• _THE TASK_
Once the pictures are removed, reproduce what is left of the data below exactly.

• _DATA IN THIS EXERCISE_
- - - - - - -

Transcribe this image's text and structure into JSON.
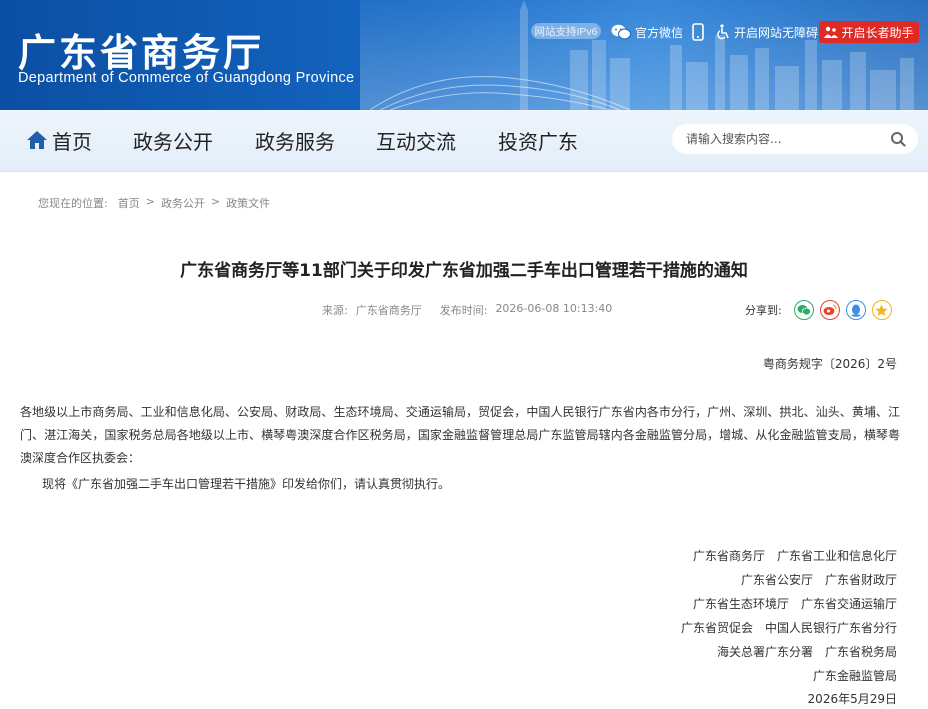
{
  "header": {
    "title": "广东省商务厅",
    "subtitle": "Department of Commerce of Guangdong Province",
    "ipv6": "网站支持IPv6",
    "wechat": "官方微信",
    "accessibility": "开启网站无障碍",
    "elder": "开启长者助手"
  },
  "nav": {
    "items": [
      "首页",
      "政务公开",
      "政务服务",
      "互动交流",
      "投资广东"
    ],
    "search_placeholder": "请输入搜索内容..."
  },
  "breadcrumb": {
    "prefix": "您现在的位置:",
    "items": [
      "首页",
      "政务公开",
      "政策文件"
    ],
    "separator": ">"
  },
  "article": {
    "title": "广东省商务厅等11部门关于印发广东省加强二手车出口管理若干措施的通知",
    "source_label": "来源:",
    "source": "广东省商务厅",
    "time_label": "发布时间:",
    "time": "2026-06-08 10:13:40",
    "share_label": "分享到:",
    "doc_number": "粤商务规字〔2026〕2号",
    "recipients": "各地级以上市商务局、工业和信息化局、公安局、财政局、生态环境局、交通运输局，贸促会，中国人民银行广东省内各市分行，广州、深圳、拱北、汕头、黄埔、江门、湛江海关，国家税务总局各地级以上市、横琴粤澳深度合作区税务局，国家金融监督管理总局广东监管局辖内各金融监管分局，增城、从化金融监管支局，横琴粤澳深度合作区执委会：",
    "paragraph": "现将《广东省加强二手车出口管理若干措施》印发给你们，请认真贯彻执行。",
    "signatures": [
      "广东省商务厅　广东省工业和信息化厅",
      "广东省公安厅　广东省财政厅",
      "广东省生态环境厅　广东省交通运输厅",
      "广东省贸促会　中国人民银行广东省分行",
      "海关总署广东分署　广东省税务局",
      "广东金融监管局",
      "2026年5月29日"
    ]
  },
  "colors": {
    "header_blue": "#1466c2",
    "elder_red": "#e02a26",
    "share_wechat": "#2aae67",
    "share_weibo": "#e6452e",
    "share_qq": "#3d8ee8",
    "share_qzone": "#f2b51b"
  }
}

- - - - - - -

• _WRITTEN RESPONSE_
Transcribe this image's text and structure into JSON.
{
  "header": {
    "title": "广东省商务厅",
    "subtitle": "Department of Commerce of Guangdong Province",
    "ipv6": "网站支持IPv6",
    "wechat": "官方微信",
    "accessibility": "开启网站无障碍",
    "elder": "开启长者助手"
  },
  "nav": {
    "items": [
      "首页",
      "政务公开",
      "政务服务",
      "互动交流",
      "投资广东"
    ],
    "search_placeholder": "请输入搜索内容..."
  },
  "breadcrumb": {
    "prefix": "您现在的位置:",
    "items": [
      "首页",
      "政务公开",
      "政策文件"
    ],
    "separator": ">"
  },
  "article": {
    "title": "广东省商务厅等11部门关于印发广东省加强二手车出口管理若干措施的通知",
    "source_label": "来源:",
    "source": "广东省商务厅",
    "time_label": "发布时间:",
    "time": "2026-06-08 10:13:40",
    "share_label": "分享到:",
    "doc_number": "粤商务规字〔2026〕2号",
    "recipients": "各地级以上市商务局、工业和信息化局、公安局、财政局、生态环境局、交通运输局，贸促会，中国人民银行广东省内各市分行，广州、深圳、拱北、汕头、黄埔、江门、湛江海关，国家税务总局各地级以上市、横琴粤澳深度合作区税务局，国家金融监督管理总局广东监管局辖内各金融监管分局，增城、从化金融监管支局，横琴粤澳深度合作区执委会：",
    "paragraph": "现将《广东省加强二手车出口管理若干措施》印发给你们，请认真贯彻执行。",
    "signatures": [
      "广东省商务厅　广东省工业和信息化厅",
      "广东省公安厅　广东省财政厅",
      "广东省生态环境厅　广东省交通运输厅",
      "广东省贸促会　中国人民银行广东省分行",
      "海关总署广东分署　广东省税务局",
      "广东金融监管局",
      "2026年5月29日"
    ]
  },
  "colors": {
    "header_blue": "#1466c2",
    "elder_red": "#e02a26",
    "share_wechat": "#2aae67",
    "share_weibo": "#e6452e",
    "share_qq": "#3d8ee8",
    "share_qzone": "#f2b51b"
  }
}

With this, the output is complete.